We can see that from our limited data set, Allyson Felix has participated in five Olympic Games, and is by far our most experienced athlete. In this snippet, we use another built-in relation called argmax. This function chooses from the list above the athlete associated with the largest number of Olympic Games, which is stored in the relation experience.

Most Diverse Athlete

Now, let’s ask who is the most diverse athlete. That is, from the list of athletes above, who has participated in both Winter and Summer Games?

// query

def most_diverse_athlete(person) =
        participated_in(person, g1) and game(g1, :game_type, "Winter")
    and participated_in(person, g2) and game(g2, :game_type, "Summer")
    from g1, g2

def output = most_diverse_athlete
Loading most-diverse-athlete...

We get one result back and we see that Eddy Alvarez is our most diverse athlete. He has participated in both Winter and Summer Games: Sochi in 2014 and Tokyo in 2020. Let’s see how!

In the code above, we define a relation, most_diverse_athlete that returns those athletes, if any, who have participated in both Summer and Winter Games. The query is a little more complex than examples we’ve seen so far, so let’s look closely at it. It’s a navigational query, as it traverses a graph, finding the athletes from the connections we specify.

The variable g1 refers to Olympic Games with the property :game_type = "Winter" and g2 refers similarly to Olympic Games with the property :game_type = "Summer". We’re asking Rel to find us the athletes who have participated in both g1 and g2 Games — that is, athletes who have participated in both Winter and Summer Games. The from g1, g2 part of the query specifies that we don’t want the specific values of g1 and g2 in the result. For our purposes, it is sufficient that they exist.

By creating and querying our knowledge graph, we have solved the business problem for our fictional airline. They can run their humorous commercial with two popular athletes to show that they are the best airline for year-round travel. Allyson Felix will claim that she is the most well traveled, flying to multiple destinations on many occasions. Eddy Alvarez can poke fun at her accomplishments and suggest she is lazy, since she travels for only for one half of the year while he, like our airline, travels during both the winter and summer seasons. The airline gets its lighthearted campaign, showing that they are the ones to fly with no matter the time of year.

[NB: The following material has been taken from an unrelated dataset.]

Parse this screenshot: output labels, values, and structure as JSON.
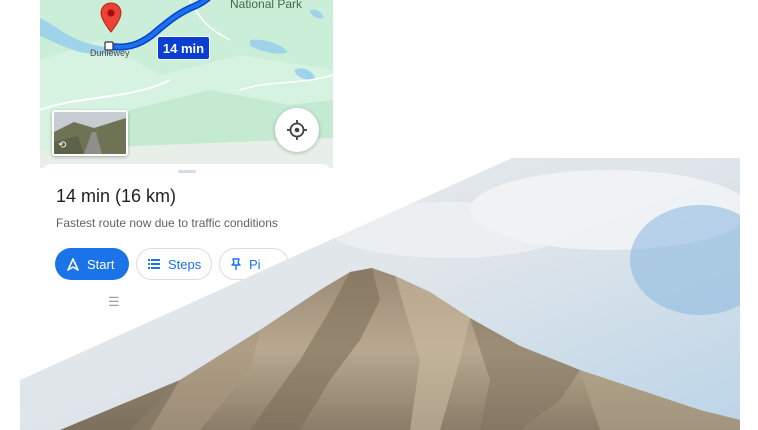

Why Use Knowledge Graphs?

When we build a knowledge graph, by the very nature of stating or drawing the relationships between our data, we enable the answering of complex and powerful questions, and make it easy to add information and expand on our understanding of the relationships between data.

Because complex relationships can be described — nodes that are related to other nodes that themselves are related to other nodes — we’re now able to ask more complicated questions. In visual form such as a diagram, you can use your finger to trace the paths. With Rel, these relations can be written logically in expressions, and we can construct queries that return answers to our questions.

While our examples have represented one “hop” on a knowledge graph, we can start to imagine how discovering relationships through further hops along the graph can be done. In future tutorials we will show that this is possible because Rel allows us to describe queries across multiple hops, and the Rel engine figures out how to traverse the graph. Expressing queries across interesting, complex, knowledge graphs is what Rel does best.


This tutorial has introduced us to the concept of knowledge graphs, entities, and edges. We have learned how to talk about relationships between pieces of data, and how to express these using Rel. We understand the value of using knowledge graphs to ask complex questions of our data, and learned how to ask questions by writing simple queries with Rel.